(Items listed in a dataset)

----------------------------------------

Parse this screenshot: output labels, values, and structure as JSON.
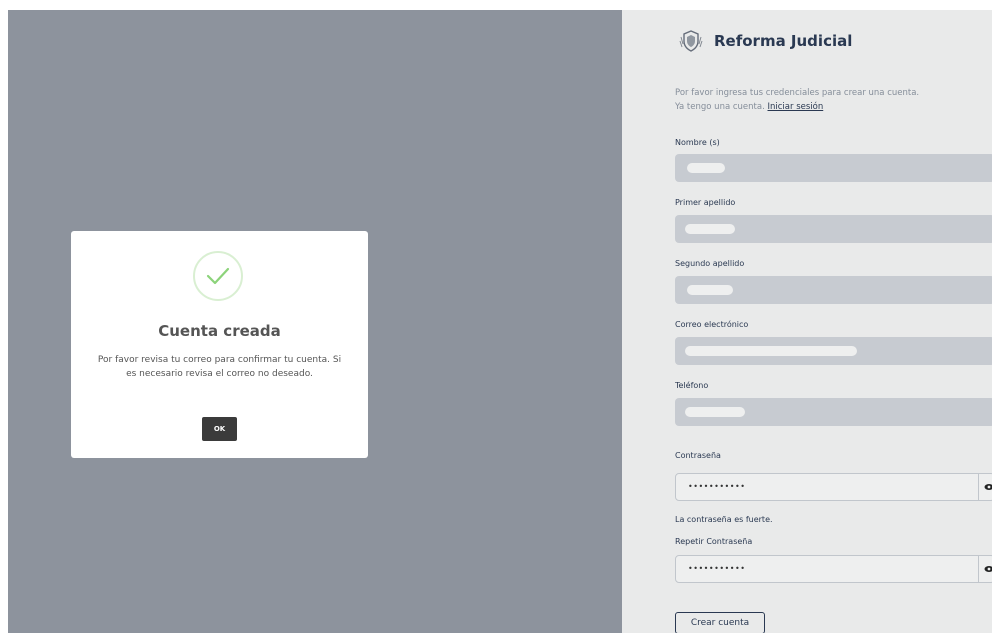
{
  "brand": {
    "title": "Reforma Judicial"
  },
  "intro": {
    "line1": "Por favor ingresa tus credenciales para crear una cuenta.",
    "line2_prefix": "Ya tengo una cuenta. ",
    "login_link": "Iniciar sesión"
  },
  "fields": {
    "nombre_label": "Nombre (s)",
    "primer_apellido_label": "Primer apellido",
    "segundo_apellido_label": "Segundo apellido",
    "correo_label": "Correo electrónico",
    "telefono_label": "Teléfono",
    "contrasena_label": "Contraseña",
    "contrasena_value": "•••••••••••",
    "strength_text": "La contraseña es fuerte.",
    "repetir_label": "Repetir Contraseña",
    "repetir_value": "•••••••••••"
  },
  "submit_label": "Crear cuenta",
  "modal": {
    "title": "Cuenta creada",
    "message": "Por favor revisa tu correo para confirmar tu cuenta. Si es necesario revisa el correo no deseado.",
    "ok_label": "OK"
  },
  "colors": {
    "overlay_gray": "#8d939d",
    "brand_navy": "#2b3a55",
    "success_green": "#8cd37a",
    "ok_button": "#3b3b3b"
  }
}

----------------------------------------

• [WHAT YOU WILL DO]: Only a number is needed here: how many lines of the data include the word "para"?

• [ANSWER SPACE]: 2